━━━━━ GIVEN RECORDS ━━━━━

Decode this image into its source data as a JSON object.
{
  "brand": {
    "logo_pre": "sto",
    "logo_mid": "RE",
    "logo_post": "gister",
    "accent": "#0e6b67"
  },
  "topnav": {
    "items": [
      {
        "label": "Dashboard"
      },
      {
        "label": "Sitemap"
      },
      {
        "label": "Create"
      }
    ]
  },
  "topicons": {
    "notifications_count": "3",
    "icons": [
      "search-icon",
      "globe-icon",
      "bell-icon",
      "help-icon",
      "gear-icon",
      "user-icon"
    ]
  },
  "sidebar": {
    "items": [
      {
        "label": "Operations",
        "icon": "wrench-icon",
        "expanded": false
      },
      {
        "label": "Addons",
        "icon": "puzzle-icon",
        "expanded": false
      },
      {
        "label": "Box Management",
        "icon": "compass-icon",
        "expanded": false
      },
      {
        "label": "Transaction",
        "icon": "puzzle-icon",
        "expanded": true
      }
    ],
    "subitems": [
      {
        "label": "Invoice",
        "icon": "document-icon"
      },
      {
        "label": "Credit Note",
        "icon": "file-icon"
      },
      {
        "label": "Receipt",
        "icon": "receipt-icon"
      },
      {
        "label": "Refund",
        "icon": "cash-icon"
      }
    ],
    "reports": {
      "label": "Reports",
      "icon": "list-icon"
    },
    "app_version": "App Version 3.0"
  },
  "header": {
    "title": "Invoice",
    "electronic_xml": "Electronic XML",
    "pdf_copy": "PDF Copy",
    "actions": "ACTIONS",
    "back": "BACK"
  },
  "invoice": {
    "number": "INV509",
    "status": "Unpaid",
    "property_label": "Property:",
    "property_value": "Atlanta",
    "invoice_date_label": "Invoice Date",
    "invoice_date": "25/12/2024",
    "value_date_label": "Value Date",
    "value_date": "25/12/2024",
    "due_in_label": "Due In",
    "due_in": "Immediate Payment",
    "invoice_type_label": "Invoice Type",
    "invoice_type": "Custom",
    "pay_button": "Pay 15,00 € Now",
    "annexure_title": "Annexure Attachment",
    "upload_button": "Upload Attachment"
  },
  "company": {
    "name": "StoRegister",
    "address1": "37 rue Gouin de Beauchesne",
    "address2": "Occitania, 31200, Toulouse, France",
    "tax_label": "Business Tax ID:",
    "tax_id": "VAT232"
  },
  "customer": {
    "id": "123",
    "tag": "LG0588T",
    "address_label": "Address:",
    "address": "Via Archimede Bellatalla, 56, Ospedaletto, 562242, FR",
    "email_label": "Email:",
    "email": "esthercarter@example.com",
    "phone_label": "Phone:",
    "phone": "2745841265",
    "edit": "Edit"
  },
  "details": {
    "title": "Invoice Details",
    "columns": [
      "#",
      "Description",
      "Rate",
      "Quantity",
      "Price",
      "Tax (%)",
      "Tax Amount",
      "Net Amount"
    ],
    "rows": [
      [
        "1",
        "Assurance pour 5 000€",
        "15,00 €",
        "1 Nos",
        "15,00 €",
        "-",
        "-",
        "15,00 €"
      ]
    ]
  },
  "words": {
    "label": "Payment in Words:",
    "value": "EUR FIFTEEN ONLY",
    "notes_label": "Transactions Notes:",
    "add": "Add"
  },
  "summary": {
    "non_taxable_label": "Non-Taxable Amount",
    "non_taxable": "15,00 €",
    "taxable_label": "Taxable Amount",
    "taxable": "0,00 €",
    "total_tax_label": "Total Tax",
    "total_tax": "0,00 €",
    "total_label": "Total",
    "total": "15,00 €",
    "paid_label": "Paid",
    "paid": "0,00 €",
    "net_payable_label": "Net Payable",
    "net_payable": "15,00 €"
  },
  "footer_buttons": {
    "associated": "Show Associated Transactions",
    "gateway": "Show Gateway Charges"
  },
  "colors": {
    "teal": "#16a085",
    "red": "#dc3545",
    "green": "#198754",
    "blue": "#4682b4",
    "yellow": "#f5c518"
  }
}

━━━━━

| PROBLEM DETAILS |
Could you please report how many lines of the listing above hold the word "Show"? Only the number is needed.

| YOUR RESPONSE |
2